I just need to push that gif a bit further down the page, don't I? Sigh. I think I'll do this nice book meme:
1. Grab the nearest book.
2. Open the book to page 123.
3. Find the fifth sentence.
4. Post the text of the next 4 sentences on your blog along with these instructions.
5. Don't you dare dig for that "cool" or "intellectual" book in your closet! I know you were thinking about it! Just pick up whatever is closest.
I've been LibraryThinging all morning, just to stop myself from turning into a Watery Tart(TM Zoe) so I'm actually surrounded by Penguin Classics and other such books. Cataloguing your books mean they get a dust, and so eventually I'll have dusted all the books in the house, in time to see the first shelves regrow their protective dusty coating.

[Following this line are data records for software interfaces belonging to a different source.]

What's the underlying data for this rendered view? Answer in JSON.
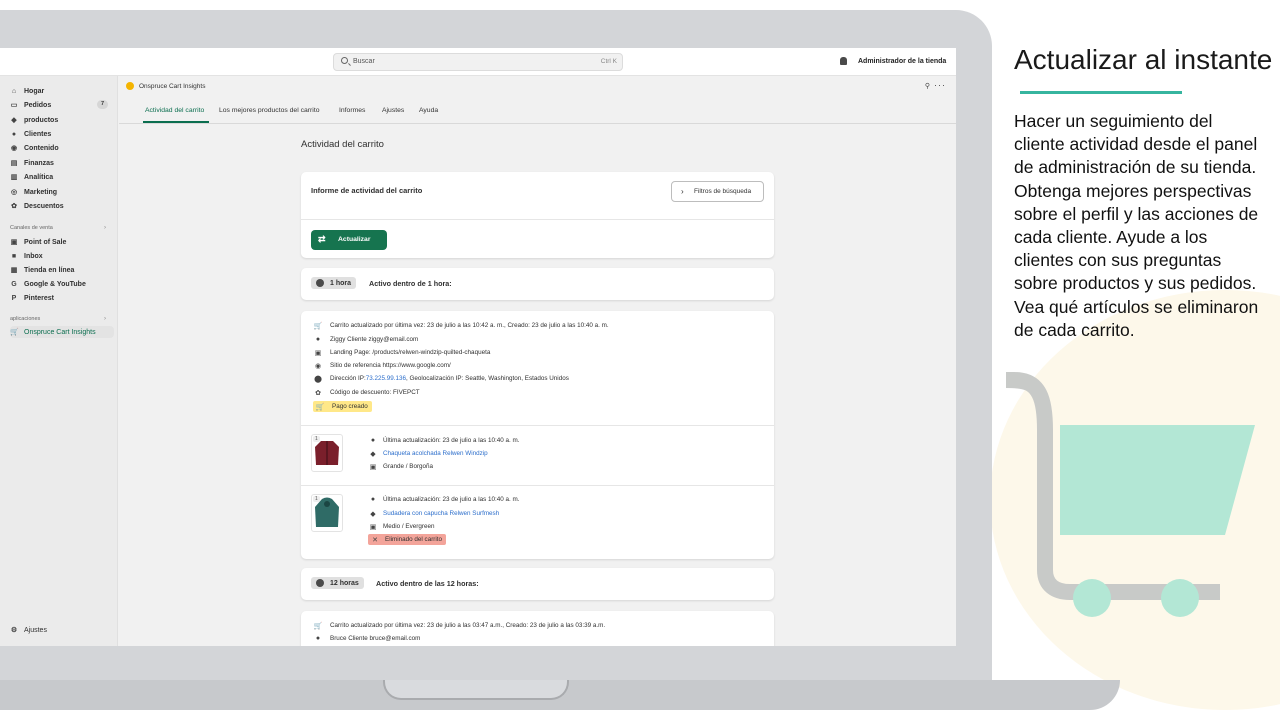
{
  "topbar": {
    "search_placeholder": "Buscar",
    "search_shortcut": "Ctrl K",
    "store_admin": "Administrador de la tienda"
  },
  "sidebar": {
    "items": [
      {
        "label": "Hogar",
        "icon": "home-icon"
      },
      {
        "label": "Pedidos",
        "icon": "orders-icon",
        "badge": "7"
      },
      {
        "label": "productos",
        "icon": "tag-icon"
      },
      {
        "label": "Clientes",
        "icon": "person-icon"
      },
      {
        "label": "Contenido",
        "icon": "content-icon"
      },
      {
        "label": "Finanzas",
        "icon": "finance-icon"
      },
      {
        "label": "Analítica",
        "icon": "analytics-icon"
      },
      {
        "label": "Marketing",
        "icon": "marketing-icon"
      },
      {
        "label": "Descuentos",
        "icon": "discount-icon"
      }
    ],
    "sales_channels_label": "Canales de venta",
    "sales_channels": [
      {
        "label": "Point of Sale",
        "icon": "pos-icon"
      },
      {
        "label": "Inbox",
        "icon": "inbox-icon"
      },
      {
        "label": "Tienda en línea",
        "icon": "store-icon"
      },
      {
        "label": "Google & YouTube",
        "icon": "google-icon"
      },
      {
        "label": "Pinterest",
        "icon": "pinterest-icon"
      }
    ],
    "apps_label": "aplicaciones",
    "apps": [
      {
        "label": "Onspruce Cart Insights",
        "icon": "cart-icon"
      }
    ],
    "settings_label": "Ajustes"
  },
  "app": {
    "name": "Onspruce Cart Insights",
    "tabs": [
      "Actividad del carrito",
      "Los mejores productos del carrito",
      "Informes",
      "Ajustes",
      "Ayuda"
    ],
    "active_tab": "Actividad del carrito"
  },
  "page": {
    "title": "Actividad del carrito",
    "report_title": "Informe de actividad del carrito",
    "filters_button": "Filtros de búsqueda",
    "update_button": "Actualizar"
  },
  "groups": [
    {
      "pill": "1 hora",
      "caption": "Activo dentro de 1 hora:"
    },
    {
      "pill": "12 horas",
      "caption": "Activo dentro de las 12 horas:"
    }
  ],
  "cart1": {
    "updated": "Carrito actualizado por última vez: 23 de julio a las 10:42 a. m., Creado: 23 de julio a las 10:40 a. m.",
    "customer": "Ziggy Cliente ziggy@email.com",
    "landing": "Landing Page: /products/relwen-windzip-quilted-chaqueta",
    "referrer": "Sitio de referencia https://www.google.com/",
    "ip_prefix": "Dirección IP: ",
    "ip": "73.225.99.136",
    "ip_suffix": ", Geolocalización IP: Seattle, Washington, Estados Unidos",
    "discount": "Código de descuento: FIVEPCT",
    "checkout": "Pago creado",
    "products": [
      {
        "qty": "1",
        "updated": "Última actualización: 23 de julio a las 10:40 a. m.",
        "name": "Chaqueta acolchada Relwen Windzip",
        "variant": "Grande / Borgoña",
        "color": "#7a1f2b"
      },
      {
        "qty": "1",
        "updated": "Última actualización: 23 de julio a las 10:40 a. m.",
        "name": "Sudadera con capucha Relwen Surfmesh",
        "variant": "Medio / Evergreen",
        "removed": "Eliminado del carrito",
        "color": "#2f6b66"
      }
    ]
  },
  "cart2": {
    "updated": "Carrito actualizado por última vez: 23 de julio a las 03:47 a.m., Creado: 23 de julio a las 03:39 a.m.",
    "customer": "Bruce Cliente bruce@email.com"
  },
  "panel": {
    "headline": "Actualizar al instante",
    "body": "Hacer un seguimiento del cliente actividad desde el panel de administración de su tienda. Obtenga mejores perspectivas sobre el perfil y las acciones de cada cliente. Ayude a los clientes con sus preguntas sobre productos y sus pedidos. Vea qué artículos se eliminaron de cada carrito.",
    "accent": "#36b59f"
  }
}
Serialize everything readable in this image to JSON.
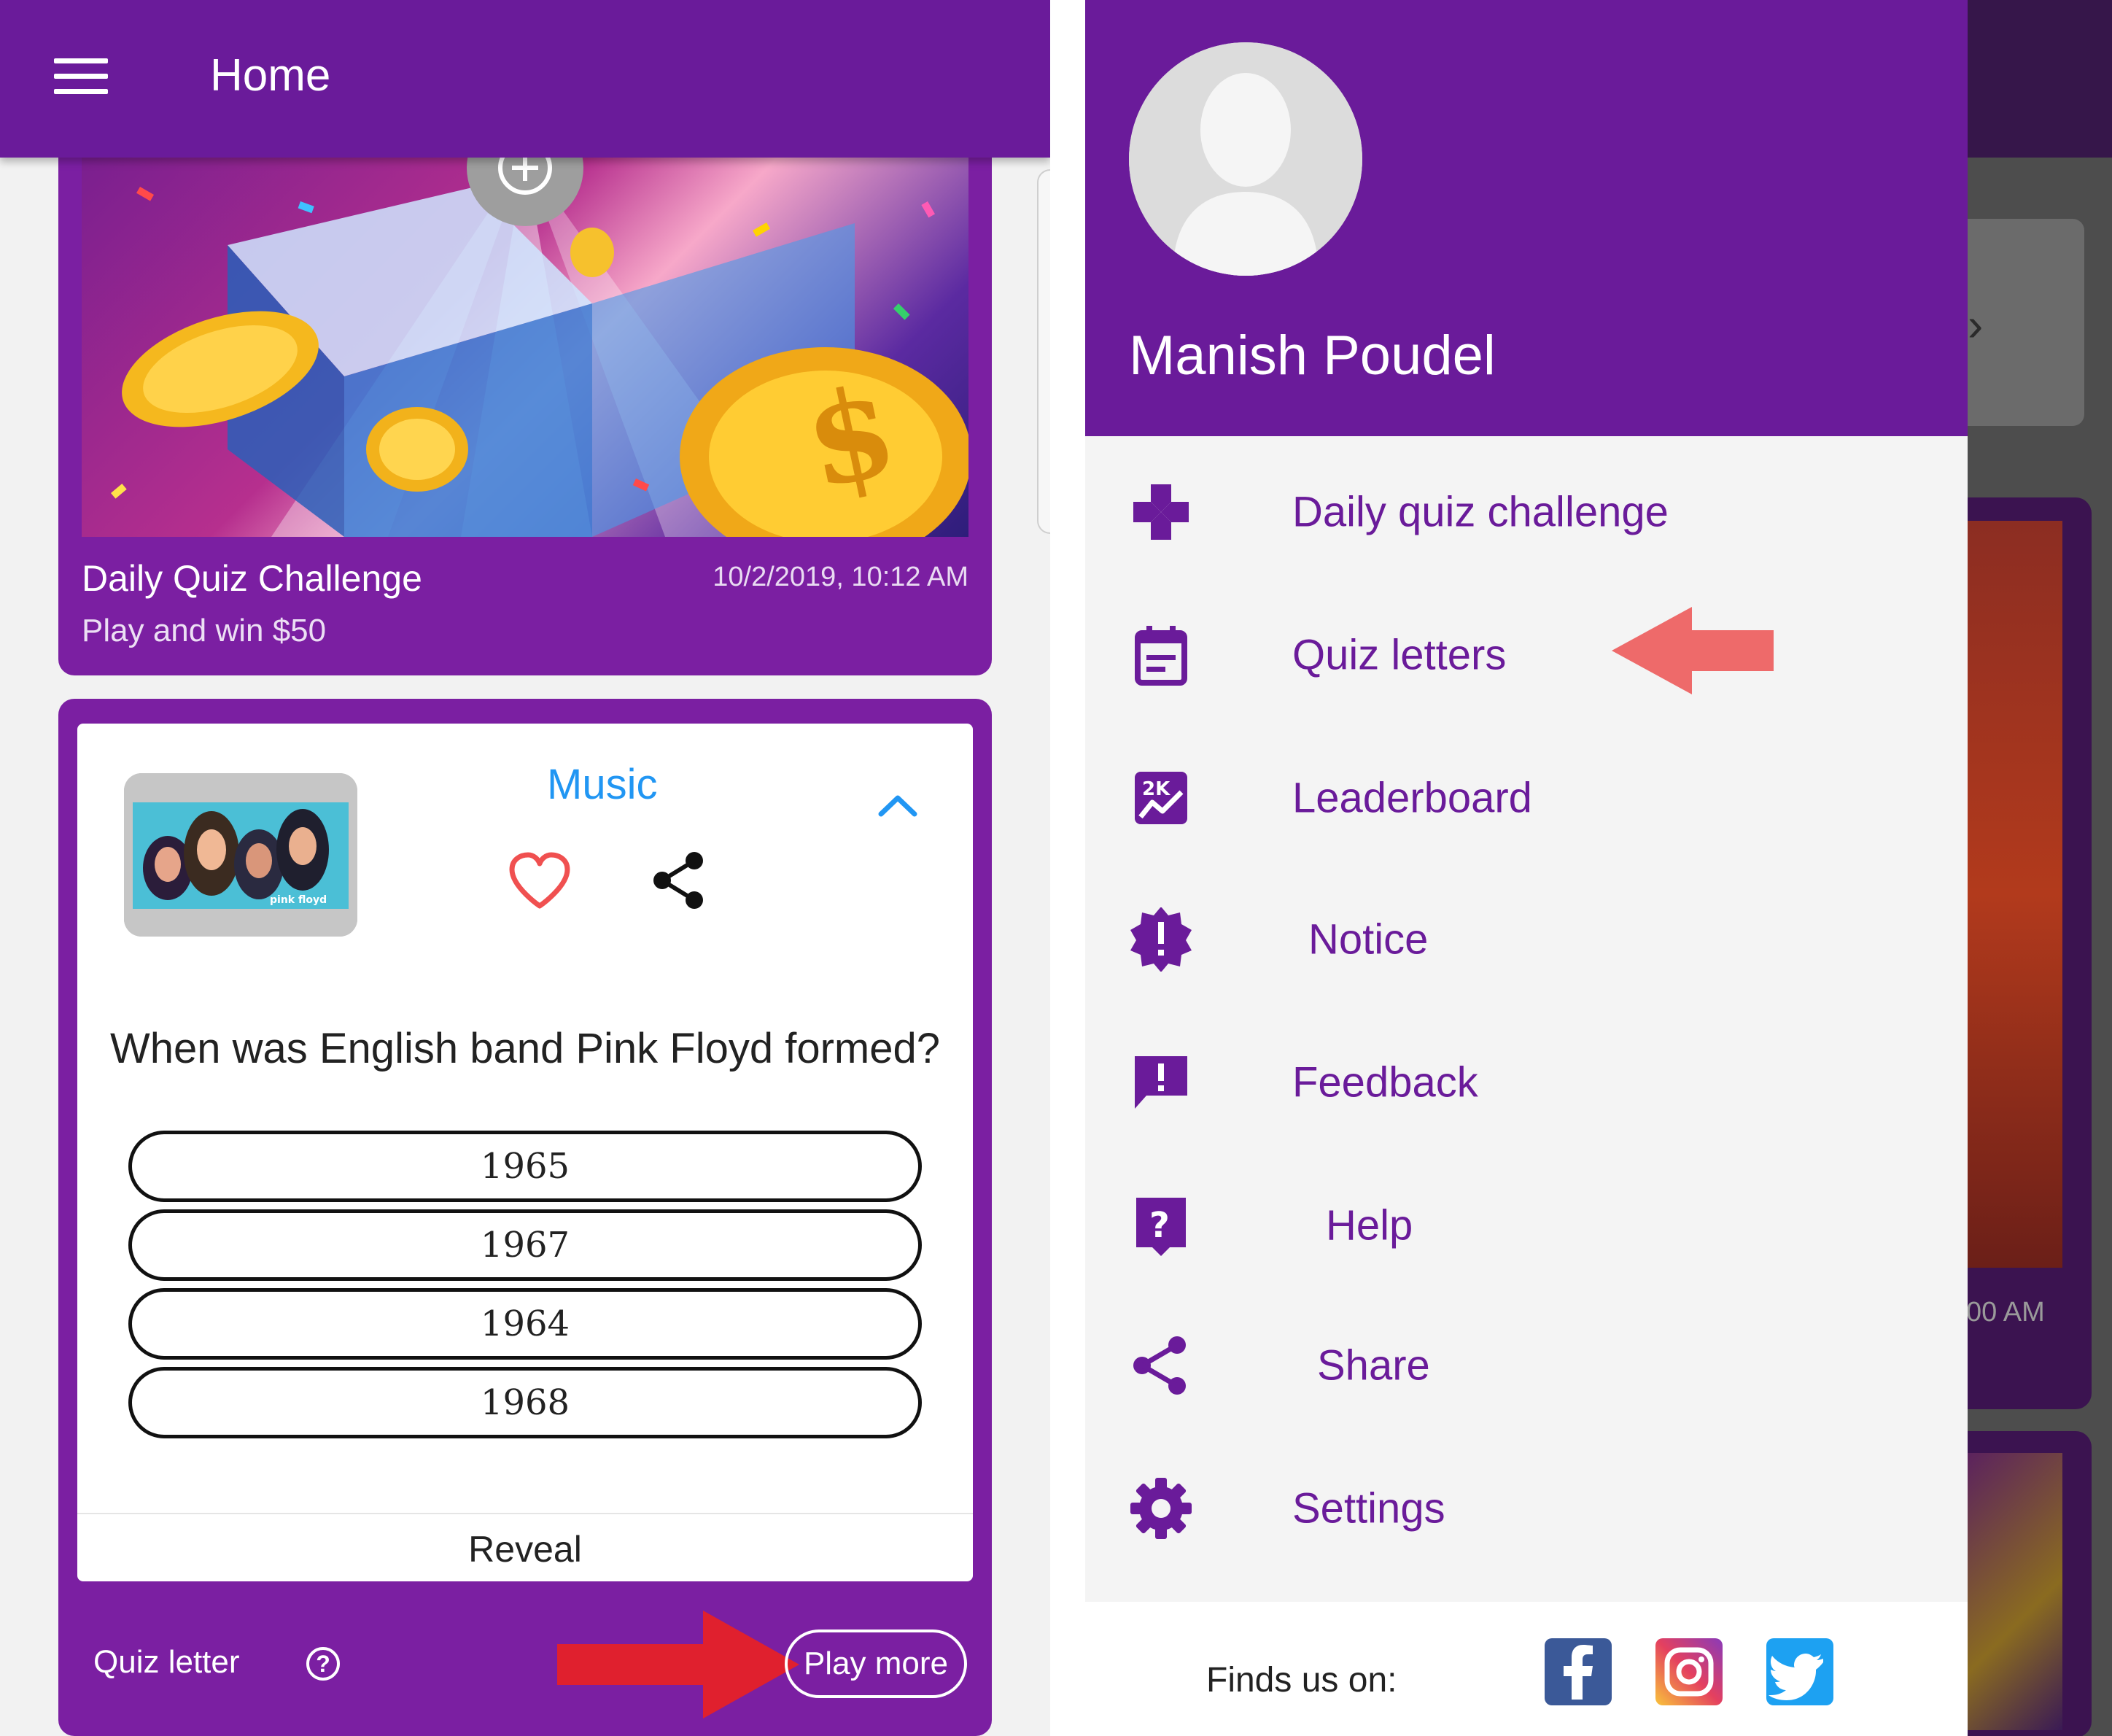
{
  "left_screen": {
    "appbar": {
      "title": "Home"
    },
    "challenge_card": {
      "title": "Daily Quiz Challenge",
      "timestamp": "10/2/2019, 10:12 AM",
      "subtitle": "Play and win $50"
    },
    "quiz_card": {
      "category": "Music",
      "question": "When was English band Pink Floyd formed?",
      "options": [
        "1965",
        "1967",
        "1964",
        "1968"
      ],
      "reveal_label": "Reveal",
      "quiz_letter_label": "Quiz letter",
      "help_glyph": "?",
      "play_more_label": "Play more",
      "thumbnail_caption": "pink floyd"
    }
  },
  "right_screen": {
    "drawer": {
      "user_name": "Manish Poudel",
      "menu": [
        {
          "label": "Daily quiz challenge",
          "icon": "gamepad-icon"
        },
        {
          "label": "Quiz letters",
          "icon": "calendar-note-icon"
        },
        {
          "label": "Leaderboard",
          "icon": "leaderboard-icon"
        },
        {
          "label": "Notice",
          "icon": "alert-badge-icon"
        },
        {
          "label": "Feedback",
          "icon": "feedback-icon"
        },
        {
          "label": "Help",
          "icon": "help-icon"
        },
        {
          "label": "Share",
          "icon": "share-icon"
        },
        {
          "label": "Settings",
          "icon": "gear-icon"
        }
      ],
      "footer": {
        "finds_us_label": "Finds us on:",
        "socials": [
          "facebook-icon",
          "instagram-icon",
          "twitter-icon"
        ]
      }
    },
    "background_timestamp_fragment": "00 AM",
    "leaderboard_icon_text": "2K"
  },
  "colors": {
    "primary_purple": "#6a1b9a",
    "card_purple": "#7b1fa2",
    "category_blue": "#2196f3",
    "heart_red": "#f05050",
    "annotation_red": "#e0202e",
    "annotation_pink": "#ee6a6a"
  }
}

So I guess if I pluck one from the top of the pile it probably will be quite deep and meaningful. I'm going to close my eyes and pluck:
and the winner of the chook raffle is:
The Book of the City of Ladies by Christine de Pizan. Congratulations, little missie, let's see what you have to say for yourself:
5th sentence and then the next four:
Thus she demonstrated well the great love which she had for her husband, as Boccaccio himself noted, approving the marriage bond which others want to attack."
(16. MORE CONCERNING QUEEN ARTEMESIA)
"Of all the ladies who have loved their husbands devotedly and who have demonstrated their love in fact, I would like to add, regarding that noble lady Artemesia, queen of Caria, that, just as was said above, insofar as she had followed King Mausolus into so many battles and was stricken and overcome with as much grief as anyone could bear when he died, she showed no less devotion in the end than she had demonstrated during his lifetime. For she performed all the solemn rites which could be administered to a king, in observance of the customs of that time, and during a dignified funeral in the presence of the princes and barons, she had his body cremated. She herself gathered his ashes together, washing them with her tears before she placed them in a gold vessel. Now it struck her that there was no reason why the ashes of the man whom she had so loved should have any other sepulcher than the heart and body where the root of this great love resided, and so for this reason, little by little, over a period of time, she drank these ashes mixed with wine until she had consumed them all.
Wow! I was going to count that heading as a sentence, but that next sentence blew me away so much I just had to keep it there. I must re-read this whole book. It's been years since I read it for Medieval Studies.
(hurr hurr... she said root)